• [ENTRIES PROVIDED]
####

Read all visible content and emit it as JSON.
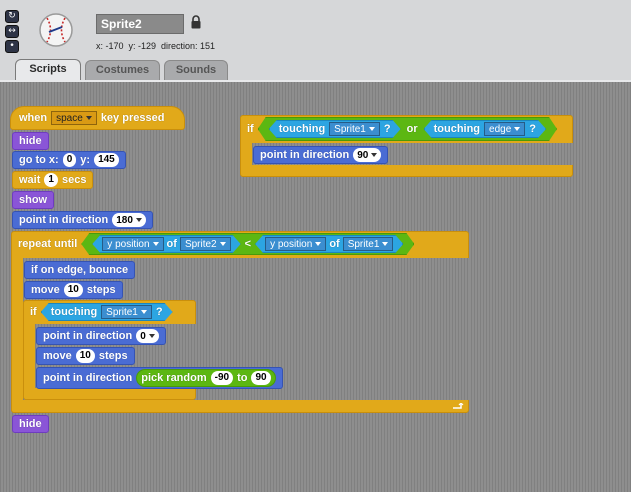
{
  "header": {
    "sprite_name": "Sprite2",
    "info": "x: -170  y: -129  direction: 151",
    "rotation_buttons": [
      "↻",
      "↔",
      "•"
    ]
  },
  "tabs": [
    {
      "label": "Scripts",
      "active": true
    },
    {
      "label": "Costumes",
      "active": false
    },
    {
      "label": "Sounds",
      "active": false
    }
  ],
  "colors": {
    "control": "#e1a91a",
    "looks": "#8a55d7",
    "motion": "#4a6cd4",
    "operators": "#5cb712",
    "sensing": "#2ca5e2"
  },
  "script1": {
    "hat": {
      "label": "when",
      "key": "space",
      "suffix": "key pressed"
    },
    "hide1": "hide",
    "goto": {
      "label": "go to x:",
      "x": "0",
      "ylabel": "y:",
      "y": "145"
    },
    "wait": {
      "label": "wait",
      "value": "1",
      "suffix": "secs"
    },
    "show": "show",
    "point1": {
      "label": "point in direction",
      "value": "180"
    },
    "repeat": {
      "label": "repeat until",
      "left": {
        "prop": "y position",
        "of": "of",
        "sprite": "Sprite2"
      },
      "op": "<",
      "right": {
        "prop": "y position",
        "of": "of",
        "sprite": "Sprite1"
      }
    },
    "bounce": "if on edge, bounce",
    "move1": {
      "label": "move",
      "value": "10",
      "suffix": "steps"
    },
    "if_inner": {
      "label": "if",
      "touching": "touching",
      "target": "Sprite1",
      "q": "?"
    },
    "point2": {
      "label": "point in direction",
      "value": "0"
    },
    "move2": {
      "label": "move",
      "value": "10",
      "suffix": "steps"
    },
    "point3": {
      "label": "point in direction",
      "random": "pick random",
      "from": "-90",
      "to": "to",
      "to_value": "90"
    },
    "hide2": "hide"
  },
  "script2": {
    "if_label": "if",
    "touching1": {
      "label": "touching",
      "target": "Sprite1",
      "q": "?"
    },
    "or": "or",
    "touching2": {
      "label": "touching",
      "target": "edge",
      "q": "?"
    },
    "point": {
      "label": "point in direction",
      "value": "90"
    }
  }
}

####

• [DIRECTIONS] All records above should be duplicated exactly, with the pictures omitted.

• [RESPONSE AREA]
Read all visible content and emit it as JSON.
{
  "header": {
    "sprite_name": "Sprite2",
    "info": "x: -170  y: -129  direction: 151",
    "rotation_buttons": [
      "↻",
      "↔",
      "•"
    ]
  },
  "tabs": [
    {
      "label": "Scripts",
      "active": true
    },
    {
      "label": "Costumes",
      "active": false
    },
    {
      "label": "Sounds",
      "active": false
    }
  ],
  "colors": {
    "control": "#e1a91a",
    "looks": "#8a55d7",
    "motion": "#4a6cd4",
    "operators": "#5cb712",
    "sensing": "#2ca5e2"
  },
  "script1": {
    "hat": {
      "label": "when",
      "key": "space",
      "suffix": "key pressed"
    },
    "hide1": "hide",
    "goto": {
      "label": "go to x:",
      "x": "0",
      "ylabel": "y:",
      "y": "145"
    },
    "wait": {
      "label": "wait",
      "value": "1",
      "suffix": "secs"
    },
    "show": "show",
    "point1": {
      "label": "point in direction",
      "value": "180"
    },
    "repeat": {
      "label": "repeat until",
      "left": {
        "prop": "y position",
        "of": "of",
        "sprite": "Sprite2"
      },
      "op": "<",
      "right": {
        "prop": "y position",
        "of": "of",
        "sprite": "Sprite1"
      }
    },
    "bounce": "if on edge, bounce",
    "move1": {
      "label": "move",
      "value": "10",
      "suffix": "steps"
    },
    "if_inner": {
      "label": "if",
      "touching": "touching",
      "target": "Sprite1",
      "q": "?"
    },
    "point2": {
      "label": "point in direction",
      "value": "0"
    },
    "move2": {
      "label": "move",
      "value": "10",
      "suffix": "steps"
    },
    "point3": {
      "label": "point in direction",
      "random": "pick random",
      "from": "-90",
      "to": "to",
      "to_value": "90"
    },
    "hide2": "hide"
  },
  "script2": {
    "if_label": "if",
    "touching1": {
      "label": "touching",
      "target": "Sprite1",
      "q": "?"
    },
    "or": "or",
    "touching2": {
      "label": "touching",
      "target": "edge",
      "q": "?"
    },
    "point": {
      "label": "point in direction",
      "value": "90"
    }
  }
}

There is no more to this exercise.